--- Listed records ---

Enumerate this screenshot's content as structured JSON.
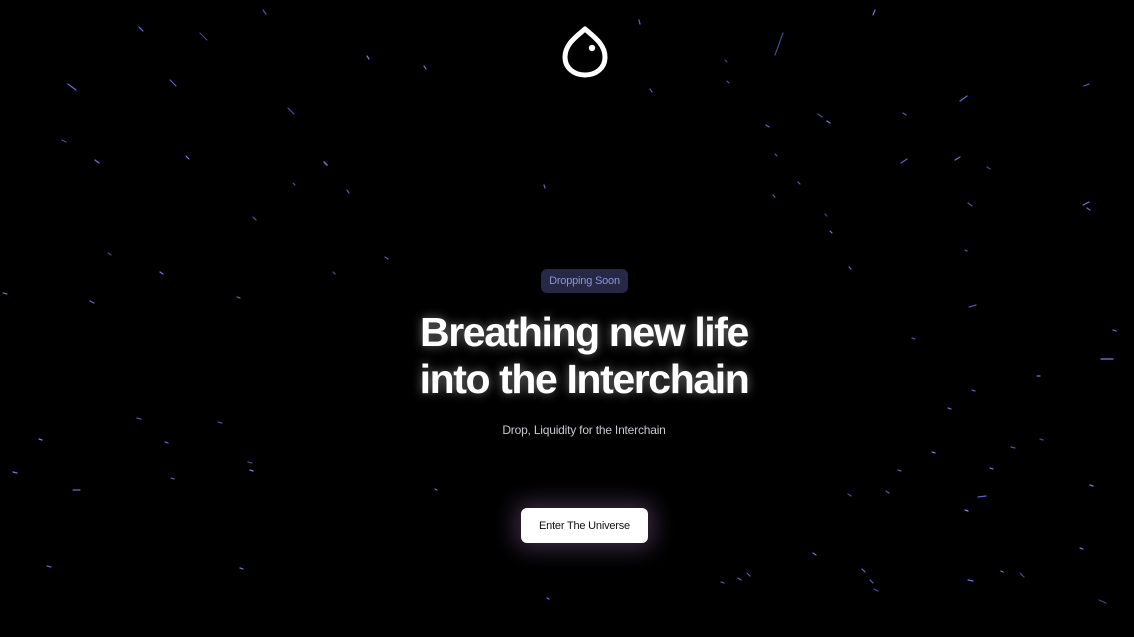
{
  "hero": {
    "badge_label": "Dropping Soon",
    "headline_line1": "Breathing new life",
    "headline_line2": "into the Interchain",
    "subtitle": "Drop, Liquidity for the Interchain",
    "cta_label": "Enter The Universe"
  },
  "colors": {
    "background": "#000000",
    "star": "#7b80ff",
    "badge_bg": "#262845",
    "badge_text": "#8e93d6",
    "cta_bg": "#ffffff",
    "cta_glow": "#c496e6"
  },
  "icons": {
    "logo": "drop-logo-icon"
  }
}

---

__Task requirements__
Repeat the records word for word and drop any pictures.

__Result__
Enumerate this screenshot's content as structured JSON.
{
  "hero": {
    "badge_label": "Dropping Soon",
    "headline_line1": "Breathing new life",
    "headline_line2": "into the Interchain",
    "subtitle": "Drop, Liquidity for the Interchain",
    "cta_label": "Enter The Universe"
  },
  "colors": {
    "background": "#000000",
    "star": "#7b80ff",
    "badge_bg": "#262845",
    "badge_text": "#8e93d6",
    "cta_bg": "#ffffff",
    "cta_glow": "#c496e6"
  },
  "icons": {
    "logo": "drop-logo-icon"
  }
}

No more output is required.